■ TRY IT ■
Copy out each line of the listing that has the word "value" in it.

■ RECORDS SHOWN ■
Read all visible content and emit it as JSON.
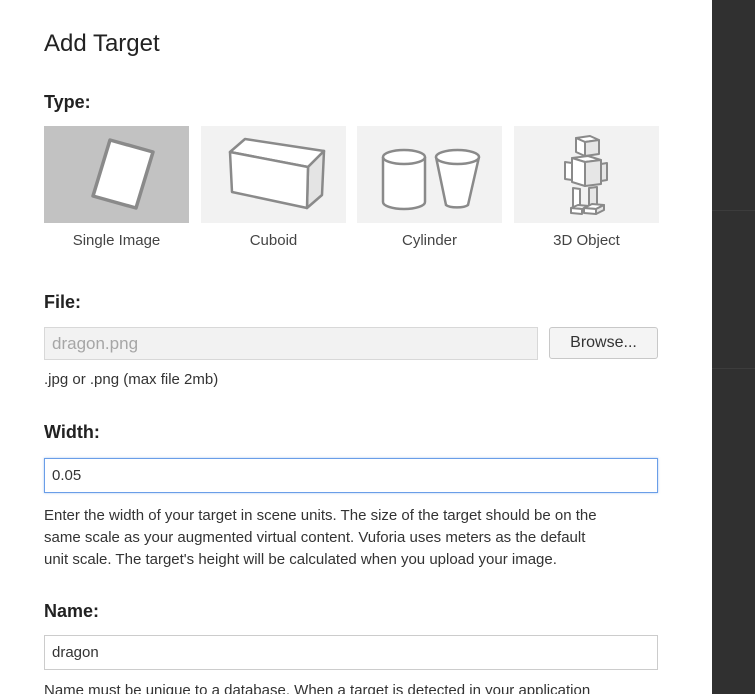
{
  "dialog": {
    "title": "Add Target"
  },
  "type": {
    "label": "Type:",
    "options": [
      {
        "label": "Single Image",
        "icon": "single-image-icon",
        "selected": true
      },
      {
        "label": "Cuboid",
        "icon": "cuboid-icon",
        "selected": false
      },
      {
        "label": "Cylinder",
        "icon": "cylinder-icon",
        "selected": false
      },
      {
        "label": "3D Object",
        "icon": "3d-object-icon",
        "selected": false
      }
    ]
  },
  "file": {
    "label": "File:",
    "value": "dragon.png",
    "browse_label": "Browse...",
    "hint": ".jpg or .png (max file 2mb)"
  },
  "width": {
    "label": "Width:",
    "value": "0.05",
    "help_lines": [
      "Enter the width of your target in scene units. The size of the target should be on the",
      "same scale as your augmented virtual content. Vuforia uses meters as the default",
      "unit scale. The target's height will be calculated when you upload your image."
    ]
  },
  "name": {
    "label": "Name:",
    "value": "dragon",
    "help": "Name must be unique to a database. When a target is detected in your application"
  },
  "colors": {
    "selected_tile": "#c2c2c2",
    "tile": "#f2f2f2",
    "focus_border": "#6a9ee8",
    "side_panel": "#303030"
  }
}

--

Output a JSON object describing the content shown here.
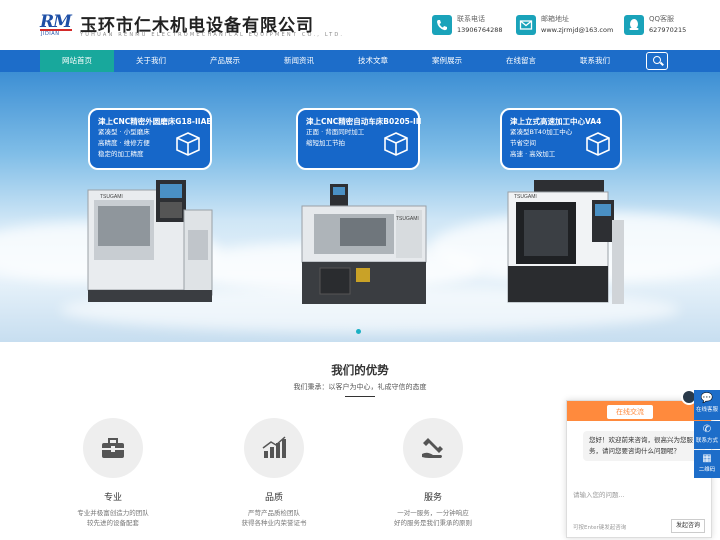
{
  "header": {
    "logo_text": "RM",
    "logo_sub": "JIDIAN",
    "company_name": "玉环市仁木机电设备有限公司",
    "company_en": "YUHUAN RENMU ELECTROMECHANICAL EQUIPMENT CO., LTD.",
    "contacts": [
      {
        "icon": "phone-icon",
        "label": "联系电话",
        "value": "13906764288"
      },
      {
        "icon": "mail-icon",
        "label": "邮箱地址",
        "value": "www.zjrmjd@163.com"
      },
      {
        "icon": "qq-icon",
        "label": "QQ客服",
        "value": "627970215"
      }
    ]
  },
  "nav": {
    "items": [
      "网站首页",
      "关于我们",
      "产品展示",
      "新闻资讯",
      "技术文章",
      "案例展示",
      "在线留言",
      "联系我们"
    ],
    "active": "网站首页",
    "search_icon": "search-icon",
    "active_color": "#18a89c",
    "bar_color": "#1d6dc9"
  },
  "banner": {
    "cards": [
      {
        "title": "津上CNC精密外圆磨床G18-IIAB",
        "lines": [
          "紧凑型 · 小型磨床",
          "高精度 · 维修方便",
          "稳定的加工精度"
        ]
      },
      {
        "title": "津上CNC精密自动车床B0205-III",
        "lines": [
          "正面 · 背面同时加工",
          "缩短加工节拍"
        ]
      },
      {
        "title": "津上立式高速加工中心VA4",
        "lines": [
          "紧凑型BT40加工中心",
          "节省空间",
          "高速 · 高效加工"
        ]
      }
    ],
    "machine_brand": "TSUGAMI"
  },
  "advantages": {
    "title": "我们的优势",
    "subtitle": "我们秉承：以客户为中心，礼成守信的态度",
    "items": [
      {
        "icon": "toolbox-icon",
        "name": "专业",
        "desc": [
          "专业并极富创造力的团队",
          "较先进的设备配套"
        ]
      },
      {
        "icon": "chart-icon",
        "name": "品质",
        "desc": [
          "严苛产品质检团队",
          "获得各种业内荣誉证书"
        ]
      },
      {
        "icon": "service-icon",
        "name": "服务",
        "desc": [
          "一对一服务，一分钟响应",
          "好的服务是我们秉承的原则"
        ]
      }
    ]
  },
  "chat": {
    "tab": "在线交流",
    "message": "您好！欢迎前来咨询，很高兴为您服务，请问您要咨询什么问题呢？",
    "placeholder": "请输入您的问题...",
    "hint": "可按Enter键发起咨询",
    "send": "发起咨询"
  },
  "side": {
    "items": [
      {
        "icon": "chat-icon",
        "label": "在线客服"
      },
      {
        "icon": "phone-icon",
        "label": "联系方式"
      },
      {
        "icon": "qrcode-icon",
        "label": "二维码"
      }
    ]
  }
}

■ SOLUTION FOR THIS PROBLEM ■
    "value": "dragon.png",
    "value": "0.05",
    "value": "dragon",
        "value": "13906764288"
        "value": "www.zjrmjd@163.com"
        "value": "627970215"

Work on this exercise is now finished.